National languages are dying out. UNESCO’s «Atlas of the World’s Languages in Danger» proves that. Researchers believe that languages disappear for many reasons: people tend to live in cities where they speak the dominant language, forget cultural traditions, the number of native speakers shrinks. The state's attitude to language saving also plays a huge role.
According to UNESCO’s «Atlas of the World’s Languages in Danger», over the past ten years, the situation with the Finno-Ugric languages has not changed: Karelian and Komi belong to the group of languages «at risk» (researchers believe that the number of speakers is not going to rise). Veps, Votic, Ingrian, and other languages of the Sámi subgroup are getting closer to the «serious» and «critical danger» (the number of speakers is up to several hundreds). In Finland, three languages of the Sámi subgroup may disappear.

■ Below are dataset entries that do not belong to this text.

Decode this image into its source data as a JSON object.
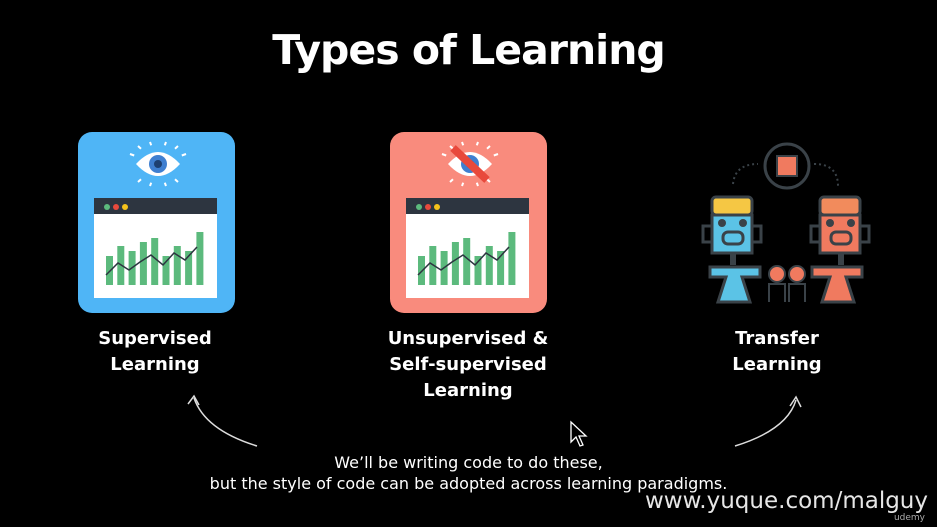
{
  "title": "Types of Learning",
  "cards": [
    {
      "label_line1": "Supervised",
      "label_line2": "Learning",
      "color": "#4fb5f6",
      "icon": "eye-icon"
    },
    {
      "label_line1": "Unsupervised &",
      "label_line2": "Self-supervised",
      "label_line3": "Learning",
      "color": "#f98b7d",
      "icon": "eye-crossed-icon"
    },
    {
      "label_line1": "Transfer",
      "label_line2": "Learning",
      "icon": "robots-transfer-icon"
    }
  ],
  "note": {
    "line1": "We’ll be writing code to do these,",
    "line2": "but the style of code can be adopted across learning paradigms."
  },
  "watermark": "www.yuque.com/malguy",
  "brand": "udemy"
}
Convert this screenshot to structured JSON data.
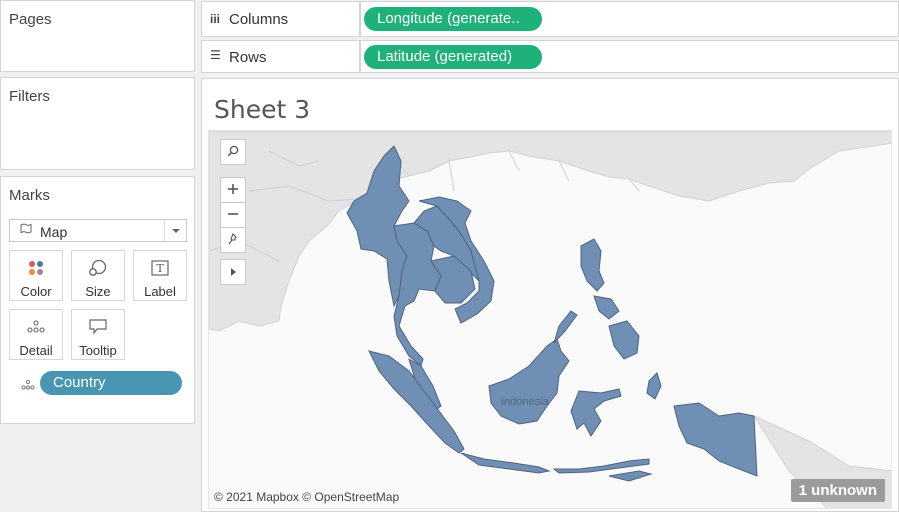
{
  "left_pane": {
    "pages_title": "Pages",
    "filters_title": "Filters",
    "marks_title": "Marks",
    "mark_type": "Map",
    "buttons": {
      "color": "Color",
      "size": "Size",
      "label": "Label",
      "detail": "Detail",
      "tooltip": "Tooltip"
    },
    "detail_field": "Country"
  },
  "shelves": {
    "columns_label": "Columns",
    "columns_pill": "Longitude (generate..",
    "rows_label": "Rows",
    "rows_pill": "Latitude (generated)"
  },
  "view": {
    "sheet_title": "Sheet 3",
    "attribution": "© 2021 Mapbox © OpenStreetMap",
    "unknown_badge": "1 unknown",
    "country_label": "Indonesia"
  },
  "colors": {
    "country_fill": "#6f8fb4",
    "country_border": "#4f6480",
    "pill_green": "#1eb179",
    "pill_blue": "#4996b2"
  },
  "icons": [
    "search-icon",
    "zoom-in-icon",
    "zoom-out-icon",
    "pin-icon",
    "expand-toolbar-icon",
    "map-mark-icon",
    "color-icon",
    "size-icon",
    "label-icon",
    "detail-icon",
    "tooltip-icon",
    "columns-icon",
    "rows-icon"
  ]
}
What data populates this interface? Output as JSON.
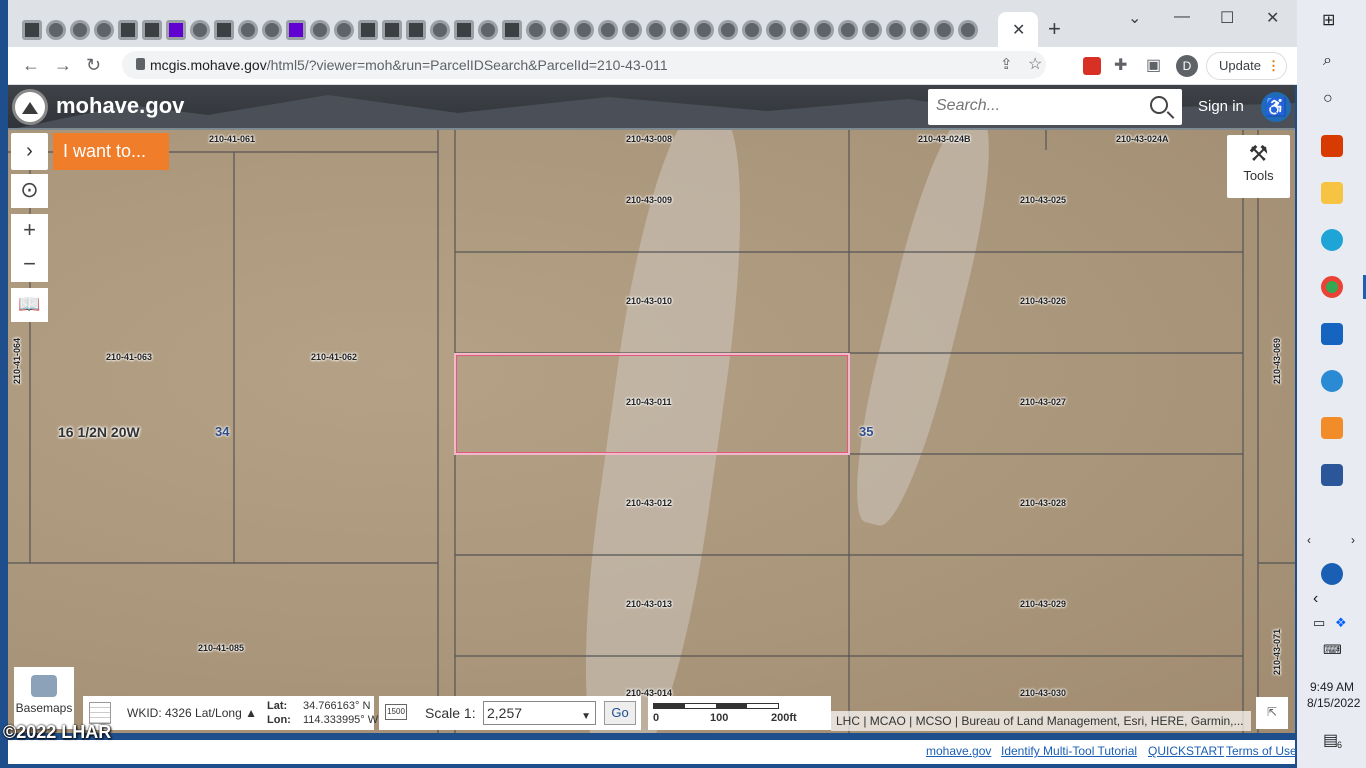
{
  "browser": {
    "url_host": "mcgis.mohave.gov",
    "url_path": "/html5/?viewer=moh&run=ParcelIDSearch&ParcelId=210-43-011",
    "update_label": "Update",
    "profile_initial": "D",
    "new_tab_glyph": "+",
    "close_tab_glyph": "✕"
  },
  "header": {
    "site_name": "mohave.gov",
    "search_placeholder": "Search...",
    "signin_label": "Sign in",
    "accessibility_icon": "accessibility-icon"
  },
  "map_ui": {
    "iwant_label": "I want to...",
    "tools_label": "Tools",
    "basemaps_label": "Basemaps",
    "wkid_label": "WKID: 4326 Lat/Long ▲",
    "lat_label": "Lat:",
    "lon_label": "Lon:",
    "lat_value": "34.766163° N",
    "lon_value": "114.333995° W",
    "scale_label": "Scale 1:",
    "scale_value": "2,257",
    "scale_icon_text": "1500",
    "go_label": "Go",
    "scalebar_ticks": [
      "0",
      "100",
      "200ft"
    ],
    "attribution": "LHC | MCAO | MCSO | Bureau of Land Management, Esri, HERE, Garmin,..."
  },
  "map": {
    "township": "16 1/2N 20W",
    "sections": [
      "34",
      "35"
    ],
    "parcels": [
      "210-41-061",
      "210-43-008",
      "210-43-024B",
      "210-43-024A",
      "210-43-009",
      "210-43-025",
      "210-43-010",
      "210-43-026",
      "210-41-063",
      "210-41-062",
      "210-43-011",
      "210-43-027",
      "210-43-012",
      "210-43-028",
      "210-43-013",
      "210-43-029",
      "210-41-085",
      "210-43-014",
      "210-43-030",
      "210-41-064",
      "210-43-069",
      "210-43-071"
    ],
    "selected_parcel": "210-43-011",
    "colors": {
      "selection": "#e05a7a",
      "iwant": "#f07d2a",
      "brand_blue": "#1a5fb4"
    }
  },
  "footer": {
    "links": [
      "mohave.gov",
      "Identify Multi-Tool Tutorial",
      "QUICKSTART",
      "Terms of Use"
    ]
  },
  "watermark": "©2022 LHAR",
  "taskbar": {
    "time": "9:49 AM",
    "date": "8/15/2022",
    "notification_count": "6"
  }
}
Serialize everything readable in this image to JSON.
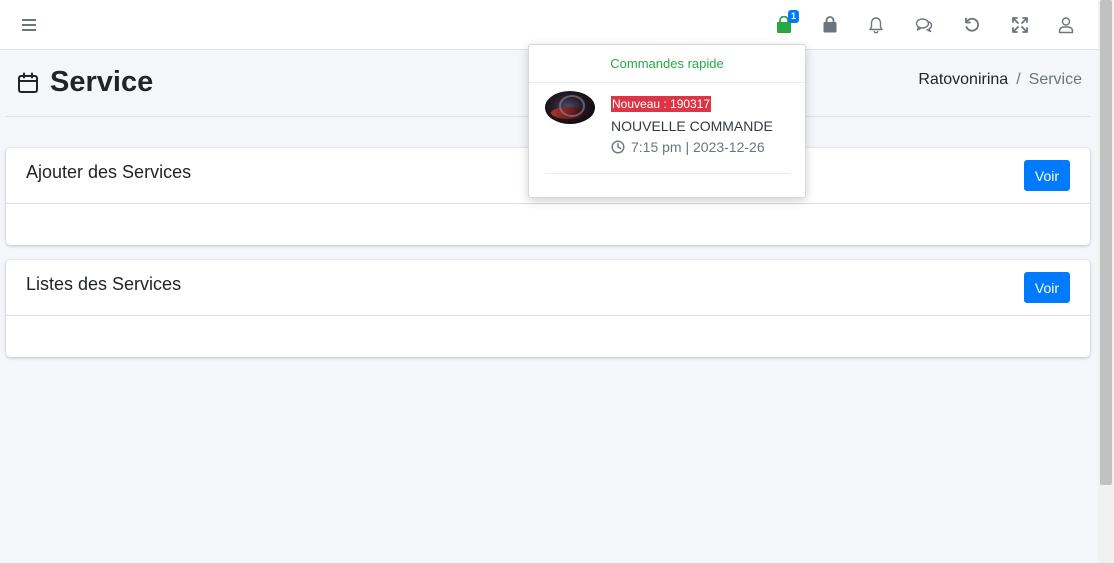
{
  "navbar": {
    "menu_icon": "bars-icon",
    "cart_badge": "1",
    "icons": [
      "shopping-bag-green-icon",
      "shopping-bag-icon",
      "bell-icon",
      "comments-icon",
      "undo-icon",
      "expand-icon",
      "user-icon"
    ]
  },
  "page": {
    "title": "Service",
    "title_icon": "calendar-icon"
  },
  "breadcrumb": {
    "home": "Ratovonirina",
    "separator": "/",
    "current": "Service"
  },
  "cards": [
    {
      "title": "Ajouter des Services",
      "button": "Voir"
    },
    {
      "title": "Listes des Services",
      "button": "Voir"
    }
  ],
  "dropdown": {
    "header": "Commandes rapide",
    "order": {
      "tag": "Nouveau : 190317",
      "title": "NOUVELLE COMMANDE",
      "time": "7:15 pm | 2023-12-26"
    }
  },
  "colors": {
    "accent": "#007bff",
    "success": "#28a745",
    "danger": "#dc3545",
    "cart_green": "#28a745"
  }
}
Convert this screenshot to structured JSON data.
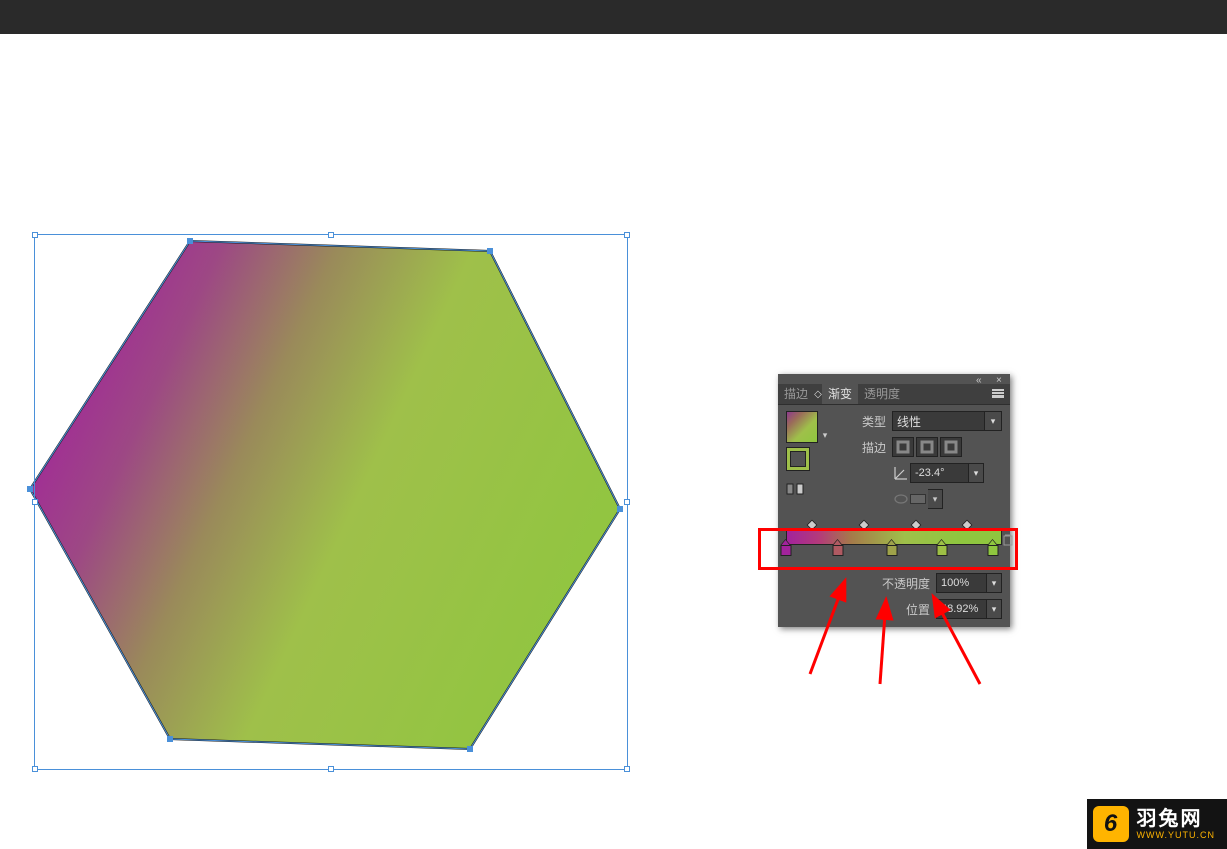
{
  "panel": {
    "tabs": {
      "stroke": "描边",
      "gradient": "渐变",
      "transparency": "透明度"
    },
    "type_label": "类型",
    "type_value": "线性",
    "stroke_label": "描边",
    "angle_value": "-23.4°",
    "opacity_label": "不透明度",
    "opacity_value": "100%",
    "position_label": "位置",
    "position_value": "48.92%",
    "gradient_stops": [
      {
        "pos": 0,
        "color": "#a2239c"
      },
      {
        "pos": 24,
        "color": "#b05a62"
      },
      {
        "pos": 48.9,
        "color": "#9fa24a"
      },
      {
        "pos": 72,
        "color": "#9dbf45"
      },
      {
        "pos": 96,
        "color": "#8fc63f"
      }
    ],
    "diamonds": [
      12,
      36,
      60,
      84
    ]
  },
  "watermark": {
    "icon": "6",
    "name": "羽兔网",
    "url": "WWW.YUTU.CN"
  },
  "chart_data": {
    "type": "gradient",
    "angle": -23.4,
    "stops": [
      {
        "pos": 0.0,
        "color": "#a2239c",
        "opacity": 1.0
      },
      {
        "pos": 0.24,
        "color": "#b05a62",
        "opacity": 1.0
      },
      {
        "pos": 0.489,
        "color": "#9fa24a",
        "opacity": 1.0
      },
      {
        "pos": 0.72,
        "color": "#9dbf45",
        "opacity": 1.0
      },
      {
        "pos": 0.96,
        "color": "#8fc63f",
        "opacity": 1.0
      }
    ],
    "opacity": 1.0,
    "selected_stop_position": 0.4892,
    "gradient_type": "linear"
  }
}
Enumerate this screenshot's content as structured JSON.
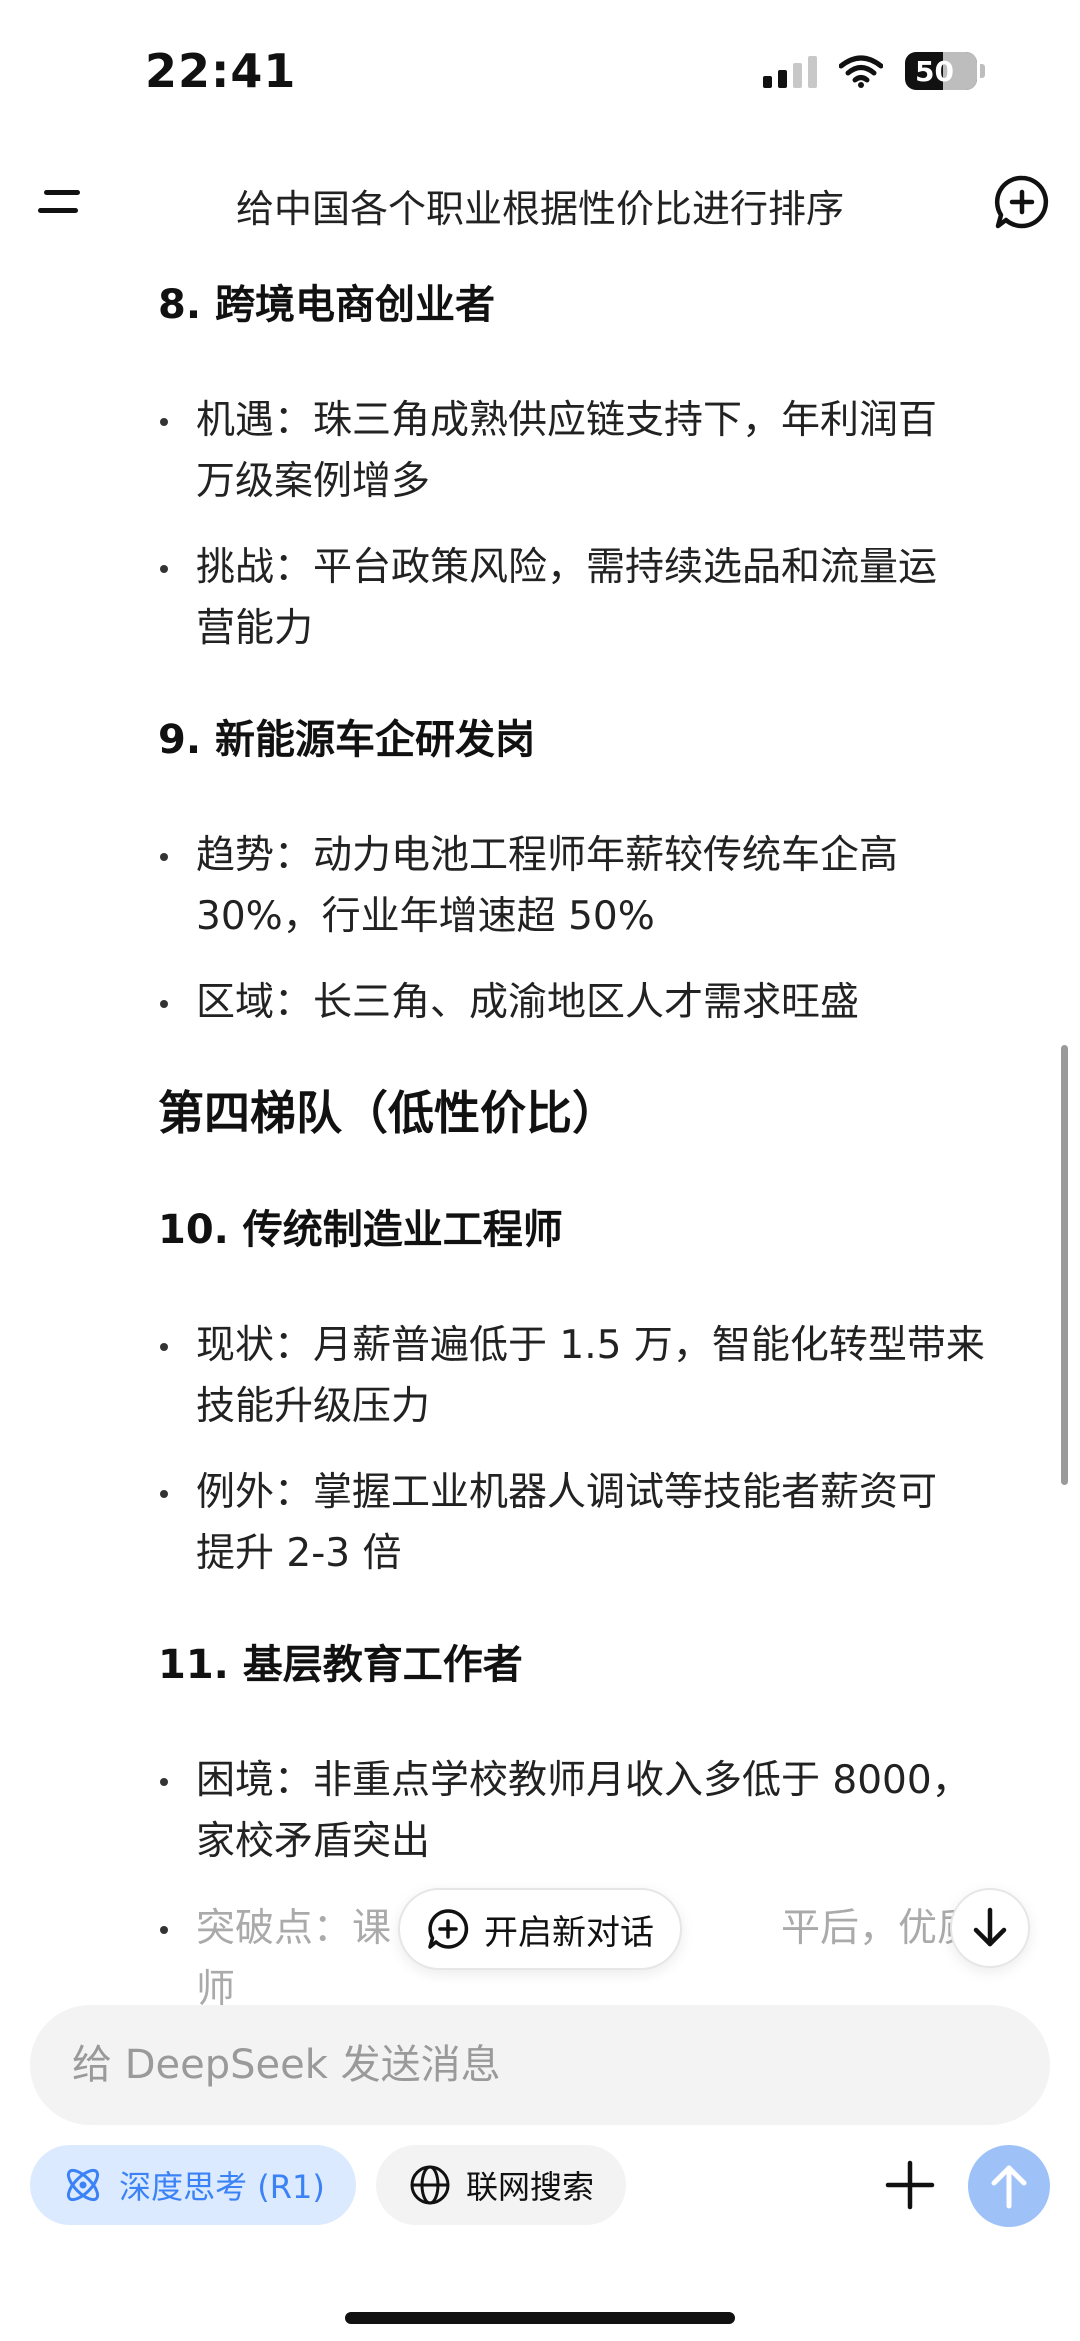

The international Living Language Project arouses interest in learning languages with the help of comics. Its initiators from Moscow and Finland and participants in Murmansk Oblast, Karelia and Komi told «7×7» about what is happening to national languages in Russia and abroad. You can read their stories here.